Digital rights a work in progress, say Canadian ‘casters
Canadian broadcasters were shopping for more than new US shows this year, with all networks pushing digital platform distribution plans.
While Canadian broadcasters were opening their shopping baskets wide for new US TV shows at the recent Los Angeles Screenings, they were also bargaining hard with their studio suppliers for digital platform rights.
Those weren’t easy negotiations, given that the studios notoriously bottle up TV shows and movies tightly to keep them from internet pirates.
There are also a host of new and emerging platforms for Canadian broadcasters to distribute their shows on: conventional TV, specialty, pay TV – each of which likely has its own website, along with online VOD, mobile and tablets.
For the most part, the studios, looking to control the food chain, have granted the Canadians limited digital rights that enable viewers to catch up on an episode in the immediate period after it airs on free, over-the-air TV.
The Canadians, not owning the US TV shows they rent, are predictably making a virtue of the digital rights they were able to capture in Los Angeles.
“We essentially have all of the catch-up rights for all of our prime-time content, except for The Simpsons, whether putting it up on the website, on VOD or through the iPad and iPhone apps,” says Barbara Williams, SVP of content at Shaw Media.
Her network isn’t alone.
“We have a template that we worked on for several months with all the studios that offers all platform rights during the catch-up window, which is the four-week window, or three or four episodes,” Bell Media president Kevin Crull added this week ahead of CTV rolling out its latest US series purchases to Canadian advertisers in Toronto.
Rival Rogers Media also acquired limited digital rights from its studio suppliers so domestic advertisers can target Citytv viewers across a range of platforms.
“Rogers Media has the unique ability to reach Canadians across all platforms, and what is really exciting about the Citytv schedule is that we have acquired the rights to make these new series available on all screens,” Rogers Media president Keith Pelley told Playback Daily.
Shaw Media’s Williams insists digital rights remain a “work in progress” because viewers represent a moving target on the internet and other emerging platforms.

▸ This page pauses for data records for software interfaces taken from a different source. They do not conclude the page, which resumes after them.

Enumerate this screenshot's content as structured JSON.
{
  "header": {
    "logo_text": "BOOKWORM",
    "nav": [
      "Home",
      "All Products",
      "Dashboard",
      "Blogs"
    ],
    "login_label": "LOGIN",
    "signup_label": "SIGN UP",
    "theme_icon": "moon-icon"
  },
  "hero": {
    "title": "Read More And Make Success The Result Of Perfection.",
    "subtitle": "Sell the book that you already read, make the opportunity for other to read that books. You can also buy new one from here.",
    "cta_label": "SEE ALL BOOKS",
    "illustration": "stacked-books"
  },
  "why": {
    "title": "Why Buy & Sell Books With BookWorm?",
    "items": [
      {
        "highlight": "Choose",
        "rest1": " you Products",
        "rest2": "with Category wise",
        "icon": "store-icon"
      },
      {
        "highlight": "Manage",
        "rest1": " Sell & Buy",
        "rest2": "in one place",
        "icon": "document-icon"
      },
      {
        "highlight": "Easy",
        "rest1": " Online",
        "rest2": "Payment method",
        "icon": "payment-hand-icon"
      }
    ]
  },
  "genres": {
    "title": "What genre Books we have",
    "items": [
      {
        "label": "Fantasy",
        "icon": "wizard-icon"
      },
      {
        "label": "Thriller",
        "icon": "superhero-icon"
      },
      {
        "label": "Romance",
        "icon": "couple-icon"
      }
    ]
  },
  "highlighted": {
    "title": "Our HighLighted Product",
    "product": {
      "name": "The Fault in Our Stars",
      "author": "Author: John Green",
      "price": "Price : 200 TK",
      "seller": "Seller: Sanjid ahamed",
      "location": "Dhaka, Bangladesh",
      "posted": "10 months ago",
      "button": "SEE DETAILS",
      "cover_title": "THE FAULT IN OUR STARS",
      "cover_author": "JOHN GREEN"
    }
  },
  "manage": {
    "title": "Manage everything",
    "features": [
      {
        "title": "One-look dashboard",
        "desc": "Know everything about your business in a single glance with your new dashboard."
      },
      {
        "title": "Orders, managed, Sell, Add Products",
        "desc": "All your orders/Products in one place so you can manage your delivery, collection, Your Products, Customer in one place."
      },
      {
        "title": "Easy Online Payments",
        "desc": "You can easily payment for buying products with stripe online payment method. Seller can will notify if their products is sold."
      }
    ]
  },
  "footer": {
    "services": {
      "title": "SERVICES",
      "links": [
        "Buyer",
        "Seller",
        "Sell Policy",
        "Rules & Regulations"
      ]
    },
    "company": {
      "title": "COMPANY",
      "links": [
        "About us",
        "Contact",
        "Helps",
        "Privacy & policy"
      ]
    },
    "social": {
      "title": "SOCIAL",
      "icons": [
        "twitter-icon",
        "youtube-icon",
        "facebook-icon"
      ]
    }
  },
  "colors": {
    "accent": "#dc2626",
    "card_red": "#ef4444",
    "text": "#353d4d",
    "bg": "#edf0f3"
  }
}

“Every day what those rights are and what they look like, it’s all changing,” she argued. “A year ago, we didn’t know we had to put content on a Global app because it didn’t exist. That world is changing on us so fast.”
From Playback Daily